While I can appreciate the convenience of e-readers, I much prefer reading in print. But I do have an unloved Kindle and the app I can use with my slightly-more-convenient touchscreen on my laptop. From time to time I download books and then forget to read them; this Christmas I thought I’d try and catch up. Read on for my mini reviews – and apologies for mentioning the C-word in January! I know that the modern Christmas begins at the end of November, so people are heartily sick of it well before New Year but, while I’m a confirmed humbugger, I stick to the old-fashioned notion that Christmas runs for twelve days ending January 6th.
I’m a little embarrassed at how long it’s taken me to read Dead Flies and Sherry Trifle; it must have been waiting inside my Kindle since it was published in 2014. In my defence, I had read a previous prepublication version of this coming-of-age comedy set in the New Forest in the scorching hot summer of 1976. It was great to discover that this version is just as entertaining but with the first-novel wrinkles smoothed out. As nineteen-year-old Harry Spittle navigates between bullies and attractive young women at his summer job in a hotel restaurant, and his sister’s sexual awakening and his parents’ probable divorce at home, you can’t help hoping things will work out for him, even if he encounters multiple obstacles along the way.
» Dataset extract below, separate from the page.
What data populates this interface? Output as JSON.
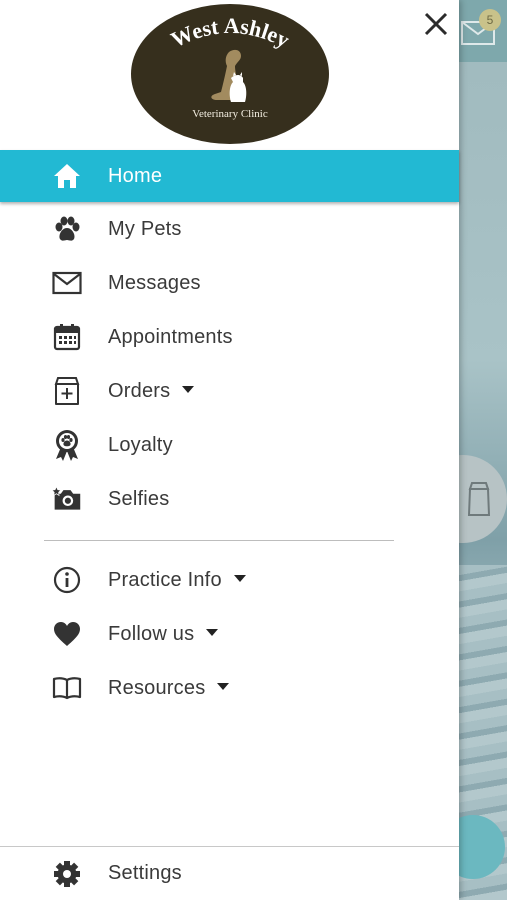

As the jeopardy escalates, it actually gets quite scary. Luckily, he survives, and we can catch up with an older Harry in the author’s latest book.
With my own dystopian novel, Snowflake, in the pipeline, I was curious to read a couple from my publisher, Inspired Quill. These two are also classed as sci-fi – which I rarely read or write – but it’s worth crossing the boundary into another genre now and then.
Letters from the Light is an Australian sci-fi fantasy adventure, in a vivid world where only the elite have access to light. While some toil underground in darkness, blinded in infancy so they won’t stray, royalty parties above ground. While the Rats plot revolution, a wide cast of characters tease the reader as allies become enemies, and enemies friends. Expect lots of alternative world building, jeopardy, nods to diversity and touches of humour: I particularly liked the notion of a verdant Sydney Arbour.
I don’t read enough short stories but, as I’m about to make my self-publishing debut with a short e-book of prize-winning shorts, there couldn’t be a better time to immerse myself in some on my screen.